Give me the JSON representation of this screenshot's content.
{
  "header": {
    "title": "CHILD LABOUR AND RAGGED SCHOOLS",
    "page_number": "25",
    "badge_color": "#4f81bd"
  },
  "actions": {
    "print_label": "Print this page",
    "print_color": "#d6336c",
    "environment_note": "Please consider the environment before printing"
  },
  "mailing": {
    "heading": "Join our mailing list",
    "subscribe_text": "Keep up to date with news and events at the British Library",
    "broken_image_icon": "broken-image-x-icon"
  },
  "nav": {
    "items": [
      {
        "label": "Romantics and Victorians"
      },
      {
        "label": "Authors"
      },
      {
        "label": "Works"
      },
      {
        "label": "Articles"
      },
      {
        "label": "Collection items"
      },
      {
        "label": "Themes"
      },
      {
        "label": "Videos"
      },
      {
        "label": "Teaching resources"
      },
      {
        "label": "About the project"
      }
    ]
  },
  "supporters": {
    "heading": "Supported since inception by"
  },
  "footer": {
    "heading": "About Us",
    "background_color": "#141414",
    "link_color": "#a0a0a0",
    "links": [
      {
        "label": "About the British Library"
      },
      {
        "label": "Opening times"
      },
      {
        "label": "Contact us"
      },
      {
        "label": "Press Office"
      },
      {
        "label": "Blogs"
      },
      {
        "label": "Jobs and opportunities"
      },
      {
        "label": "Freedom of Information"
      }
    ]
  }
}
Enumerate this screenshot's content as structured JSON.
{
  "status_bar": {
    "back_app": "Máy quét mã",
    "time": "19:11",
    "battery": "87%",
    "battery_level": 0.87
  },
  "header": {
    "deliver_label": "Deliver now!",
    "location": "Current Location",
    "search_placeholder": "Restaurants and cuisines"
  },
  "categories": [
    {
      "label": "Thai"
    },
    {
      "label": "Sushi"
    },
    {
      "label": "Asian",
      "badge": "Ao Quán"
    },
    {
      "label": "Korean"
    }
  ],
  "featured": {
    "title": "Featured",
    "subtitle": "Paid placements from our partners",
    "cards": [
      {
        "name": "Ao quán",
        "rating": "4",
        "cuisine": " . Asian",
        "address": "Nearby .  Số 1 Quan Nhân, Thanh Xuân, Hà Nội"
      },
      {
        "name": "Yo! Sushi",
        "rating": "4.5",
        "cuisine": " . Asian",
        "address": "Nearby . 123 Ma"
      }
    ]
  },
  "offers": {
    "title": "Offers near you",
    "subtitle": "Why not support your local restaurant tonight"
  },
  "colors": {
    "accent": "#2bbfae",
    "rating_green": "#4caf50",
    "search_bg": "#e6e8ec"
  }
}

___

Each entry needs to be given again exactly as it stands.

Give me the JSON representation of this screenshot's content.
{
  "header": {
    "title": "CHILD LABOUR AND RAGGED SCHOOLS",
    "page_number": "25",
    "badge_color": "#4f81bd"
  },
  "actions": {
    "print_label": "Print this page",
    "print_color": "#d6336c",
    "environment_note": "Please consider the environment before printing"
  },
  "mailing": {
    "heading": "Join our mailing list",
    "subscribe_text": "Keep up to date with news and events at the British Library",
    "broken_image_icon": "broken-image-x-icon"
  },
  "nav": {
    "items": [
      {
        "label": "Romantics and Victorians"
      },
      {
        "label": "Authors"
      },
      {
        "label": "Works"
      },
      {
        "label": "Articles"
      },
      {
        "label": "Collection items"
      },
      {
        "label": "Themes"
      },
      {
        "label": "Videos"
      },
      {
        "label": "Teaching resources"
      },
      {
        "label": "About the project"
      }
    ]
  },
  "supporters": {
    "heading": "Supported since inception by"
  },
  "footer": {
    "heading": "About Us",
    "background_color": "#141414",
    "link_color": "#a0a0a0",
    "links": [
      {
        "label": "About the British Library"
      },
      {
        "label": "Opening times"
      },
      {
        "label": "Contact us"
      },
      {
        "label": "Press Office"
      },
      {
        "label": "Blogs"
      },
      {
        "label": "Jobs and opportunities"
      },
      {
        "label": "Freedom of Information"
      }
    ]
  }
}
Enumerate this screenshot's content as structured JSON.
{
  "status_bar": {
    "back_app": "Máy quét mã",
    "time": "19:11",
    "battery": "87%",
    "battery_level": 0.87
  },
  "header": {
    "deliver_label": "Deliver now!",
    "location": "Current Location",
    "search_placeholder": "Restaurants and cuisines"
  },
  "categories": [
    {
      "label": "Thai"
    },
    {
      "label": "Sushi"
    },
    {
      "label": "Asian",
      "badge": "Ao Quán"
    },
    {
      "label": "Korean"
    }
  ],
  "featured": {
    "title": "Featured",
    "subtitle": "Paid placements from our partners",
    "cards": [
      {
        "name": "Ao quán",
        "rating": "4",
        "cuisine": " . Asian",
        "address": "Nearby .  Số 1 Quan Nhân, Thanh Xuân, Hà Nội"
      },
      {
        "name": "Yo! Sushi",
        "rating": "4.5",
        "cuisine": " . Asian",
        "address": "Nearby . 123 Ma"
      }
    ]
  },
  "offers": {
    "title": "Offers near you",
    "subtitle": "Why not support your local restaurant tonight"
  },
  "colors": {
    "accent": "#2bbfae",
    "rating_green": "#4caf50",
    "search_bg": "#e6e8ec"
  }
}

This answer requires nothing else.